# TASK DETAILS:
Go line by line through the entries below and copy those containing the string "title".

# ENTRIES SHOWN:

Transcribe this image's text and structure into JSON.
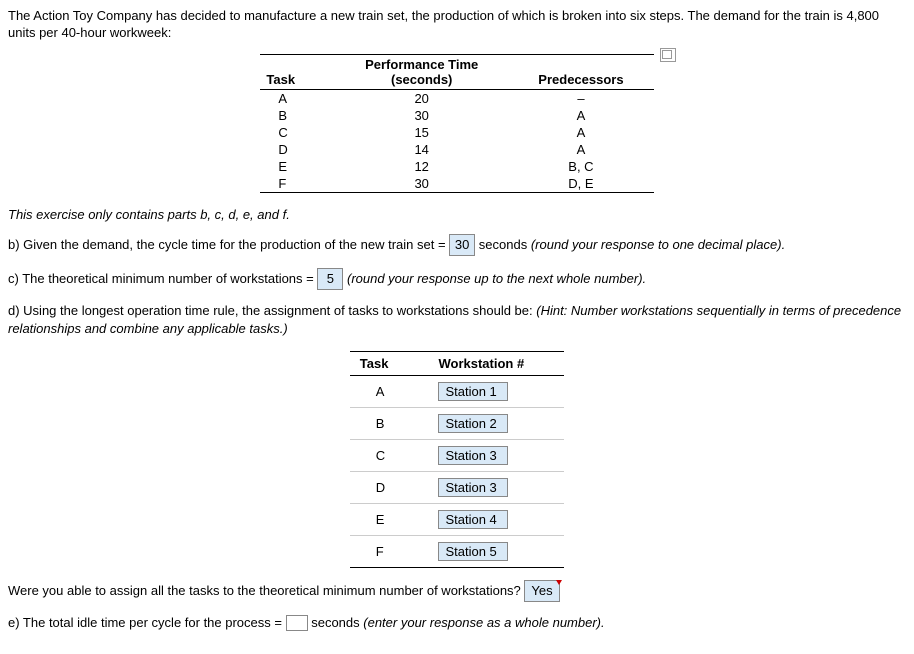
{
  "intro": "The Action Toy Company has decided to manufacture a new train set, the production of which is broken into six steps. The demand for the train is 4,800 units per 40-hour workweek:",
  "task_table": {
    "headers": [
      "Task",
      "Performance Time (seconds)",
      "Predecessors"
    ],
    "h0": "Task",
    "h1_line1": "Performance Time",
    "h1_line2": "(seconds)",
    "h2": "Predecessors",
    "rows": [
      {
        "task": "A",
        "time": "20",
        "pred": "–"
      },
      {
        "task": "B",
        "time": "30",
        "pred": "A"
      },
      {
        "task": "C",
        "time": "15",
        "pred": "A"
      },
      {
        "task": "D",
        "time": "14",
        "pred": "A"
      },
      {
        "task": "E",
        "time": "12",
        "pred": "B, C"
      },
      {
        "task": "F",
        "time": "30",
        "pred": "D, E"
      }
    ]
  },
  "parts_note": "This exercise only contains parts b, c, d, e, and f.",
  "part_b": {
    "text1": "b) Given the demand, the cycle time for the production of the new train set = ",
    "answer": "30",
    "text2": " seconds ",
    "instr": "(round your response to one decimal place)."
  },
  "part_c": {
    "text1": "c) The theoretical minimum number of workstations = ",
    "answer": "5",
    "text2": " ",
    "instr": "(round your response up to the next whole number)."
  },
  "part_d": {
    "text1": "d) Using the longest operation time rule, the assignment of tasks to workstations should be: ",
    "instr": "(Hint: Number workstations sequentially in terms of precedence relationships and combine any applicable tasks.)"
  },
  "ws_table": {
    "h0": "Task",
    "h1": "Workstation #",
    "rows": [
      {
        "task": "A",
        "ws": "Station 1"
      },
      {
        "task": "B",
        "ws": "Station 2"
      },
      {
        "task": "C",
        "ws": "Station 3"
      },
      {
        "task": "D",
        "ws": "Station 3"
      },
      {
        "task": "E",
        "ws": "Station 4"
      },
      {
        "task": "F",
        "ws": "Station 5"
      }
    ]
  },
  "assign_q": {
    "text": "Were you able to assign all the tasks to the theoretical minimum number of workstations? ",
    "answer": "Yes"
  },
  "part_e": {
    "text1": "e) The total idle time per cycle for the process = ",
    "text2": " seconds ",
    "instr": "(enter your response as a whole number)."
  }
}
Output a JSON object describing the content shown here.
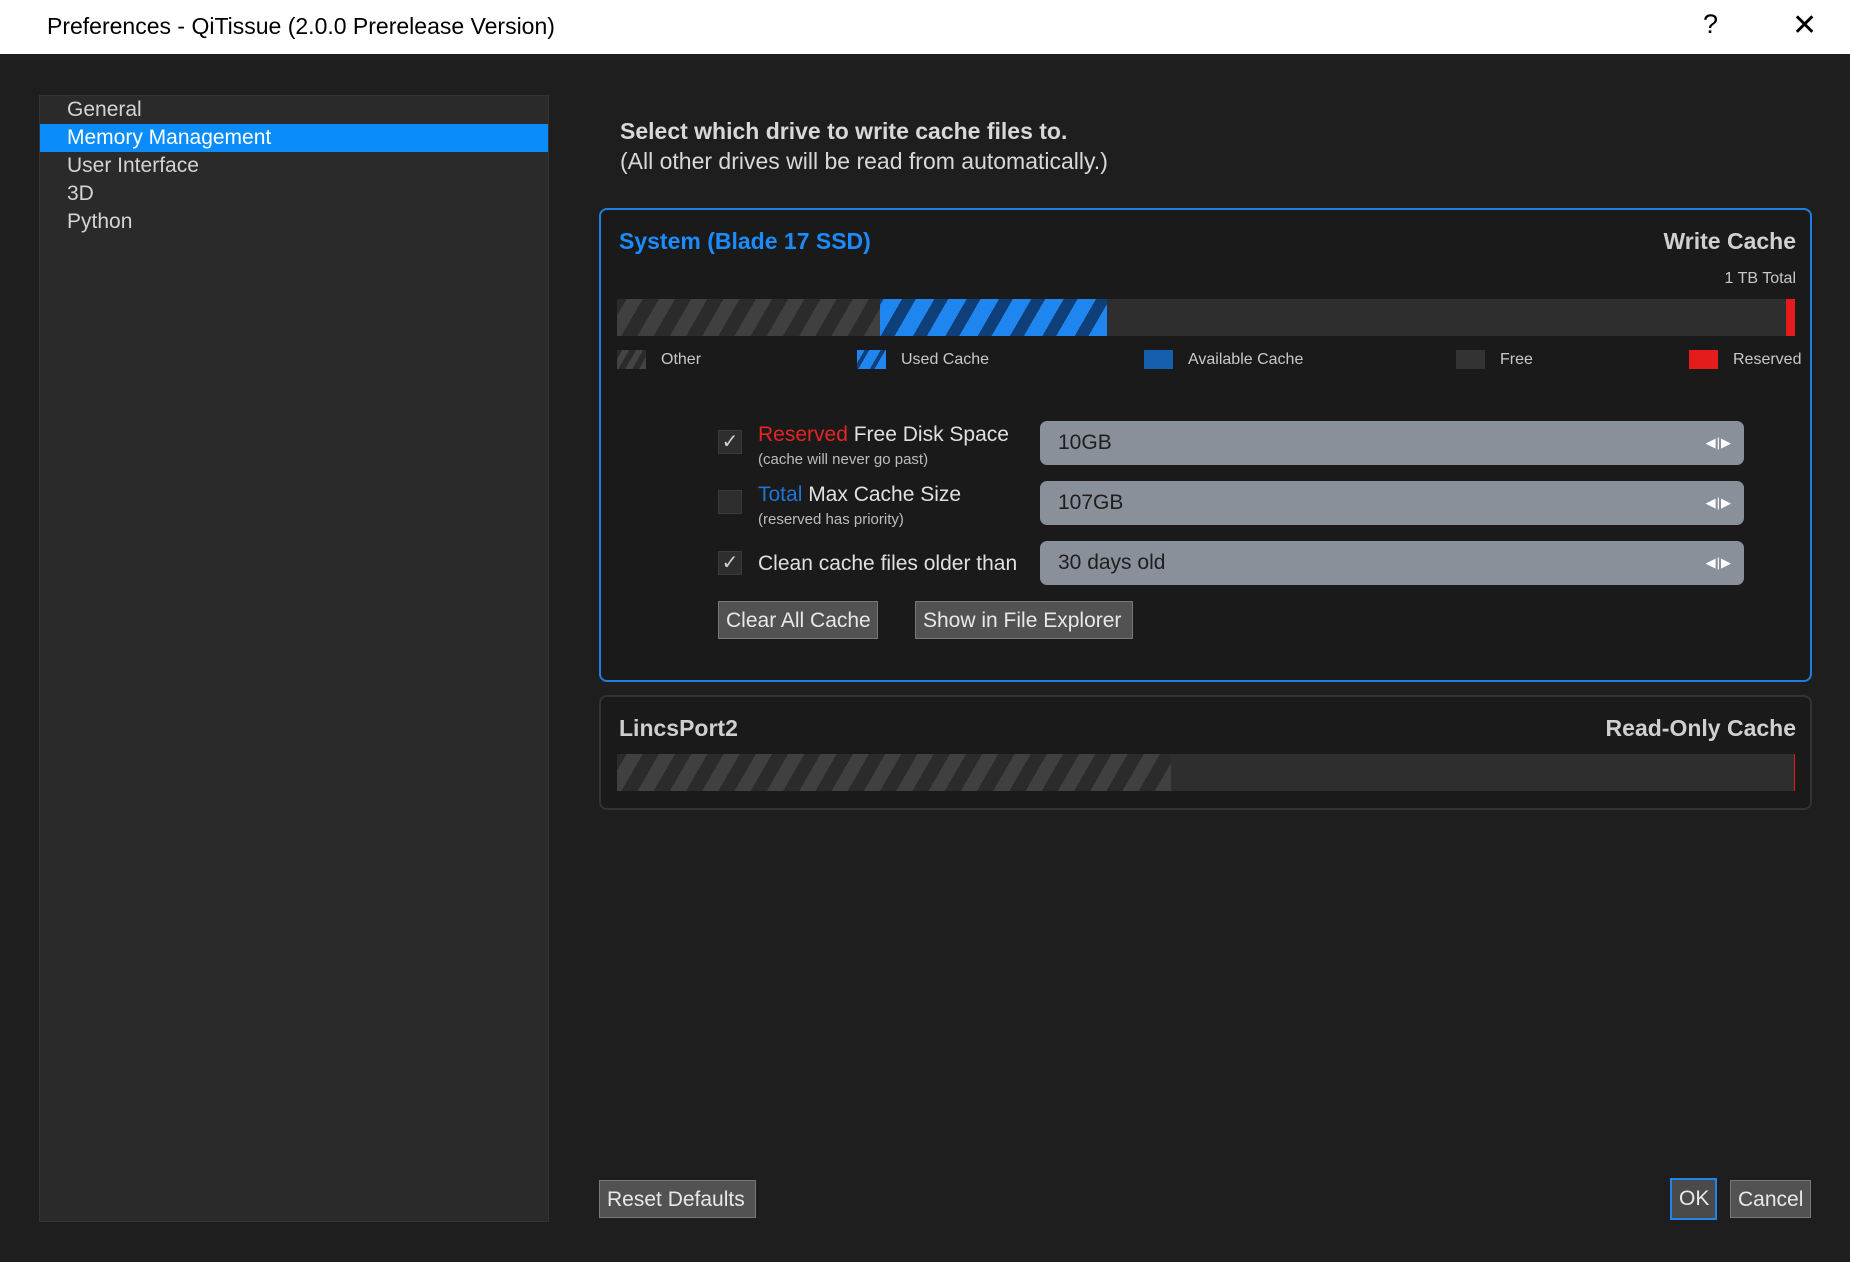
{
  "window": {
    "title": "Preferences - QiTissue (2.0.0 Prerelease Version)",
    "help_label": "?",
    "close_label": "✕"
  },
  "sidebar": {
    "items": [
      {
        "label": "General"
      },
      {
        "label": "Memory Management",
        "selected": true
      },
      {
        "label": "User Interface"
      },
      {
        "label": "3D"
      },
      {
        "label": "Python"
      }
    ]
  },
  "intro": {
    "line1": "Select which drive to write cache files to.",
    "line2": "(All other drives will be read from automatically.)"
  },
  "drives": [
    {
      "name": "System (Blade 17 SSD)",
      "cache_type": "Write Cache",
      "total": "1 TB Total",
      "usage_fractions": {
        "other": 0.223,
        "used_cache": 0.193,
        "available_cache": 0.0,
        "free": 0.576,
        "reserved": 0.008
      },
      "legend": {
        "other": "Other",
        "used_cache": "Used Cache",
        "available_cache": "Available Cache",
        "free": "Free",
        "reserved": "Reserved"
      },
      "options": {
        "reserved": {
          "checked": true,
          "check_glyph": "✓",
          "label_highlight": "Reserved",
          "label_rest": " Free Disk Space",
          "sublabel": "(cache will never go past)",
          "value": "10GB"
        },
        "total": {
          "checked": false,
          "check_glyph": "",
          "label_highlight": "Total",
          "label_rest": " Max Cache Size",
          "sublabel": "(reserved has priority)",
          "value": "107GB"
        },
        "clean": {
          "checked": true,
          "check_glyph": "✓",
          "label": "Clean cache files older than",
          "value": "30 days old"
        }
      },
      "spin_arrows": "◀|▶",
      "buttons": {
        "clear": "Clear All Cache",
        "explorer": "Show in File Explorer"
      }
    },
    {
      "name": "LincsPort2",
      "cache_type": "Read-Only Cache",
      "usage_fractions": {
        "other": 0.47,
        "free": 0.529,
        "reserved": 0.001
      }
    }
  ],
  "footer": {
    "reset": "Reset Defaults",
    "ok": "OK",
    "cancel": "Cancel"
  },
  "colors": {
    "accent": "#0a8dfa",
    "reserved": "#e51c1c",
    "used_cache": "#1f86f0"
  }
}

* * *

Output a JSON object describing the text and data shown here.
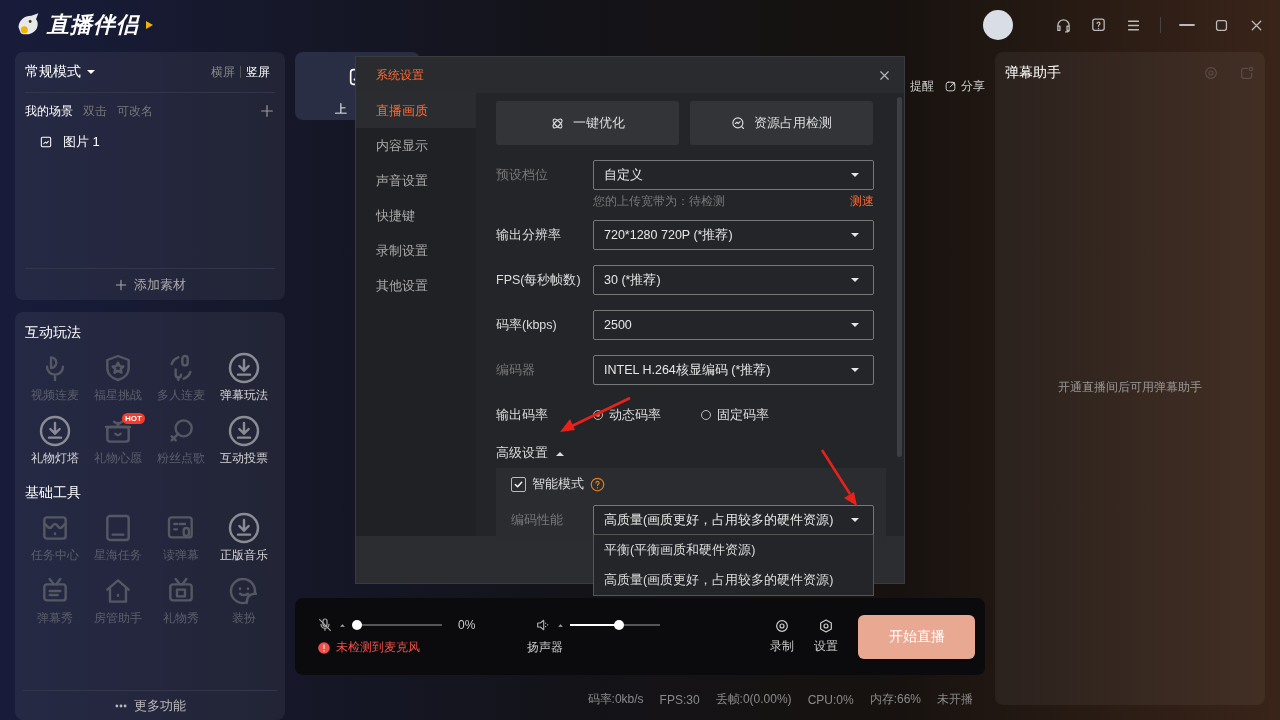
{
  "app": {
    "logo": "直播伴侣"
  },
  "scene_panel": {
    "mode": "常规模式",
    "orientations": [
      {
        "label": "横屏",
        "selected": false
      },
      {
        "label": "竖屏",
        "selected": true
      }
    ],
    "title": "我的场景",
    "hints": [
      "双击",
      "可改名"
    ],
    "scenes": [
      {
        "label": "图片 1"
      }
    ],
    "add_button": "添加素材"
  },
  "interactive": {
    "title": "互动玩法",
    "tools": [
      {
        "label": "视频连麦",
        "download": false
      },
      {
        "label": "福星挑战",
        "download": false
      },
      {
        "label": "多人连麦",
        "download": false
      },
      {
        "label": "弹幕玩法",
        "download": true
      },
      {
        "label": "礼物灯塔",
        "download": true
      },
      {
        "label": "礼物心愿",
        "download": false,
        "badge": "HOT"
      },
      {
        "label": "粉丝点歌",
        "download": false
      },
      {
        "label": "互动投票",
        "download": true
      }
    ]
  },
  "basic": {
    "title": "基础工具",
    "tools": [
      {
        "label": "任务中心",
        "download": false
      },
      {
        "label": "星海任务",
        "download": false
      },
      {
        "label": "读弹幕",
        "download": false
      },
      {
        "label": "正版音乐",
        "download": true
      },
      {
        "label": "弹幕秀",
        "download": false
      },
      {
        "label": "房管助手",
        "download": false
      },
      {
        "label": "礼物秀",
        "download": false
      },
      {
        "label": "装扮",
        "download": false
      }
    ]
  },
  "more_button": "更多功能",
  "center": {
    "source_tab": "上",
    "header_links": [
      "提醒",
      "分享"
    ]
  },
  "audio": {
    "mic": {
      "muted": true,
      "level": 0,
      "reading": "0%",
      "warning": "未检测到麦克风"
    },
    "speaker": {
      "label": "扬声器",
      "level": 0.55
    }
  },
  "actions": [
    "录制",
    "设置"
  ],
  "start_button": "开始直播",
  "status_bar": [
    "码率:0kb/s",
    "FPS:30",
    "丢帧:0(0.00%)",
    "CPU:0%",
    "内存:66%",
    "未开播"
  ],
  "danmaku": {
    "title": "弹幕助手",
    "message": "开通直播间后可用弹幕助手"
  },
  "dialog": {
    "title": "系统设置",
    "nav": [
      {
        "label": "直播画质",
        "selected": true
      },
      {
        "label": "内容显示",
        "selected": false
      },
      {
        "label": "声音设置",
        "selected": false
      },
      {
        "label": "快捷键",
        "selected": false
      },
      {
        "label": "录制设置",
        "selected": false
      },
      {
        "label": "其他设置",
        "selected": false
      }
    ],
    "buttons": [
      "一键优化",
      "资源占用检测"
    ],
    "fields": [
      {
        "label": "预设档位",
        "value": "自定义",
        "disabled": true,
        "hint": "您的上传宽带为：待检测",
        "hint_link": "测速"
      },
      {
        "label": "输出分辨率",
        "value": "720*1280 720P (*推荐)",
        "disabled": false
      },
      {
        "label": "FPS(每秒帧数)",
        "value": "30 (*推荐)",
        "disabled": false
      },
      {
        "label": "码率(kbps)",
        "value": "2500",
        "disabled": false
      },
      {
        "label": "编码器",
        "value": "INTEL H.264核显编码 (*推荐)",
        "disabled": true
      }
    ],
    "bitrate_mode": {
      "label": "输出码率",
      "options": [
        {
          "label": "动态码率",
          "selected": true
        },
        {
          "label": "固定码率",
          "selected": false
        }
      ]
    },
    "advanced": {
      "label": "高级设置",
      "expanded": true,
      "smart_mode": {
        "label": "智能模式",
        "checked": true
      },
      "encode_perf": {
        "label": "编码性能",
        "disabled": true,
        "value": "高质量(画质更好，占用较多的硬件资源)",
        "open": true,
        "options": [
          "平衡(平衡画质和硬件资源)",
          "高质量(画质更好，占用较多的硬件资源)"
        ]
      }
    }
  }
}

# RESULT OF THIS EXERCISE:
    "title": "Preferences - QiTissue (2.0.0 Prerelease Version)",
    "title": "我的场景",
    "title": "互动玩法",
    "title": "基础工具",
    "title": "弹幕助手",
    "title": "系统设置",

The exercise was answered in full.